» REQUIREMENT:
Show every line below where "kind" appears.
AVAILABLE DATA section start
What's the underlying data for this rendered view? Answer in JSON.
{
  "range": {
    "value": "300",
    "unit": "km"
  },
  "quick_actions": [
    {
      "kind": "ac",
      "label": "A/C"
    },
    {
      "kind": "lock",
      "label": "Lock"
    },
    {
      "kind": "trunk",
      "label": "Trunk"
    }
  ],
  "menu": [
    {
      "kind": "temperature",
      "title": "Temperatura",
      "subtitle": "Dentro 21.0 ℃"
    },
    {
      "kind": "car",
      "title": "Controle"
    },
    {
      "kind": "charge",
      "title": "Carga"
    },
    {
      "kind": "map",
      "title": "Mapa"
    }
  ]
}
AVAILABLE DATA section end
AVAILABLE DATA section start
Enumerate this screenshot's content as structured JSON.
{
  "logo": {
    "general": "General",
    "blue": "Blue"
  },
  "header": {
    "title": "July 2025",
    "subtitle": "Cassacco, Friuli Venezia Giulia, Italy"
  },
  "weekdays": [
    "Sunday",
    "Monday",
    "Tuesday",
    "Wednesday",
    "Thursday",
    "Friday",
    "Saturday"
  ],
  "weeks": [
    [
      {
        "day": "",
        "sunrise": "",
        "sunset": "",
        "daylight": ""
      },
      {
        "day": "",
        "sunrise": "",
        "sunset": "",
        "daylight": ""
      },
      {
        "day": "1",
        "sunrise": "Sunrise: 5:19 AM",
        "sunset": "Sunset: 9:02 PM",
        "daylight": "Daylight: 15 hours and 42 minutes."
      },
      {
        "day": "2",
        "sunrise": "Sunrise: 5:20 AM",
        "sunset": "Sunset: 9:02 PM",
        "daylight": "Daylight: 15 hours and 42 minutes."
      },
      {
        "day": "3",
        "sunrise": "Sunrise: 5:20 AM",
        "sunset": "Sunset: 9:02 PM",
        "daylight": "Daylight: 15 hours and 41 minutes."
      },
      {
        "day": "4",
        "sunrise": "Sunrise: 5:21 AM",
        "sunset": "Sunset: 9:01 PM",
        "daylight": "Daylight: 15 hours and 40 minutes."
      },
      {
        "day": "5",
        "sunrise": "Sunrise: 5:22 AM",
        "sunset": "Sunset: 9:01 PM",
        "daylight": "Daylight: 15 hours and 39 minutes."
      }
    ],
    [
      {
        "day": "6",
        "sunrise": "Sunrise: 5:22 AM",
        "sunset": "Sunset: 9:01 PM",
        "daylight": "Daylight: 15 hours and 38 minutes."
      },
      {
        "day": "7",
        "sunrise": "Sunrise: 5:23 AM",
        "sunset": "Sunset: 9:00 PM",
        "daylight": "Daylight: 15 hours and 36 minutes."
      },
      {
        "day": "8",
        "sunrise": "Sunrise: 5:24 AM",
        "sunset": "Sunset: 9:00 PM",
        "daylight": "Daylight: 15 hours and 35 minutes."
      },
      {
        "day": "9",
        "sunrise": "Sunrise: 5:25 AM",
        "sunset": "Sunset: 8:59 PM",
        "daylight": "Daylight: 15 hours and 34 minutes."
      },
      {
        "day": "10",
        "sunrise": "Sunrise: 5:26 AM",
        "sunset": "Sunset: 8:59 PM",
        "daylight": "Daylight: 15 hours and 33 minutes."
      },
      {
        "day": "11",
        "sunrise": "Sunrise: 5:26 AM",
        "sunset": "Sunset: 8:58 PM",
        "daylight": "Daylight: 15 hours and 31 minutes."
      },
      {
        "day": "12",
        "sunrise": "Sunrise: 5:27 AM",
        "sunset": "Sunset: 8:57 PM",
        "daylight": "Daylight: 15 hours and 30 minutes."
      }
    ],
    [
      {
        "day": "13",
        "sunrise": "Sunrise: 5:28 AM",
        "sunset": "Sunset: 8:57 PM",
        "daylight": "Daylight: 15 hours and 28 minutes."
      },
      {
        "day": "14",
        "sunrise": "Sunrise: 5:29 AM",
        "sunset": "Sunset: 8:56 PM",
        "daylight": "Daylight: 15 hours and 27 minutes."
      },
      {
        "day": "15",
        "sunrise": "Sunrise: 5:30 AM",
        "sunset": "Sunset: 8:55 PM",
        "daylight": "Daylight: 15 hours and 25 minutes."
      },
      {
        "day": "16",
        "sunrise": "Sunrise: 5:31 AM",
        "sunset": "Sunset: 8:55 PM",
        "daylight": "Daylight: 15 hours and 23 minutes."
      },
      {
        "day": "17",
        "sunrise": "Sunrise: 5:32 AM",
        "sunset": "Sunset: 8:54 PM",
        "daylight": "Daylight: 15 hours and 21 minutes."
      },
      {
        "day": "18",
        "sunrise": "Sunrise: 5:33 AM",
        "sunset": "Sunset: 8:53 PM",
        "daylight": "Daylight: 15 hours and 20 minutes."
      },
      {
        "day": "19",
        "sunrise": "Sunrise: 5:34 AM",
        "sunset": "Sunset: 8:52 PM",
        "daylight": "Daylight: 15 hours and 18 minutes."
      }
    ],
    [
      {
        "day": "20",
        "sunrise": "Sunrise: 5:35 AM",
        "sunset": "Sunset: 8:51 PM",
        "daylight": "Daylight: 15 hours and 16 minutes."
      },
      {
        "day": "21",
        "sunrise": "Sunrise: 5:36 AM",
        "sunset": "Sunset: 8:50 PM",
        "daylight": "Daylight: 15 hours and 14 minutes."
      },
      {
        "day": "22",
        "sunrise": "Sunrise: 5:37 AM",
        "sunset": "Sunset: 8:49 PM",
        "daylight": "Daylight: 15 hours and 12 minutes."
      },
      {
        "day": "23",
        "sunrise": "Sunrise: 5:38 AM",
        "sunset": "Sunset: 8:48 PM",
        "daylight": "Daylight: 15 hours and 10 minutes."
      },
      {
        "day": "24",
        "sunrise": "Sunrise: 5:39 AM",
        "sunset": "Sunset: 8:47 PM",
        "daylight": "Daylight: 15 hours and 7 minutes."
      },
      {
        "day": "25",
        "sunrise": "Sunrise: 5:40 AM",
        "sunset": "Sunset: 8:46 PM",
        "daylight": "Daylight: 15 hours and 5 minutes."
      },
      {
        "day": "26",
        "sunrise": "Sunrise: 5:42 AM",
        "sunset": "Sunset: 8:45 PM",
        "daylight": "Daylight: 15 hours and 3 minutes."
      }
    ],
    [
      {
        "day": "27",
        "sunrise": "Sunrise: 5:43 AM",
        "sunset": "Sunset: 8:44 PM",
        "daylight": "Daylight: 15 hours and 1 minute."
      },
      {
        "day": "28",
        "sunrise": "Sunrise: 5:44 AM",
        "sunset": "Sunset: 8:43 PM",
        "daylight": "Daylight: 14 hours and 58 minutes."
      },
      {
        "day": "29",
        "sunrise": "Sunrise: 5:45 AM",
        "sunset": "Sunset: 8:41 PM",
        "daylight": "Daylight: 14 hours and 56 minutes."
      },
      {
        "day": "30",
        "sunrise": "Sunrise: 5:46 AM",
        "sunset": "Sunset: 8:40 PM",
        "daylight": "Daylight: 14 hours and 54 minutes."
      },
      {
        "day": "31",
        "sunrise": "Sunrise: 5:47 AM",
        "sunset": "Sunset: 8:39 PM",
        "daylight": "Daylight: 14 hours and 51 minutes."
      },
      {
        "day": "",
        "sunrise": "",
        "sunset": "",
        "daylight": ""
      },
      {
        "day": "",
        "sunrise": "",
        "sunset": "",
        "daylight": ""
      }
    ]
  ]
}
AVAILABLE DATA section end
» EXPECTED ANSWER:
      "kind": "ac",
      "kind": "lock",
      "kind": "trunk",
      "kind": "temperature",
      "kind": "car",
      "kind": "charge",
      "kind": "map",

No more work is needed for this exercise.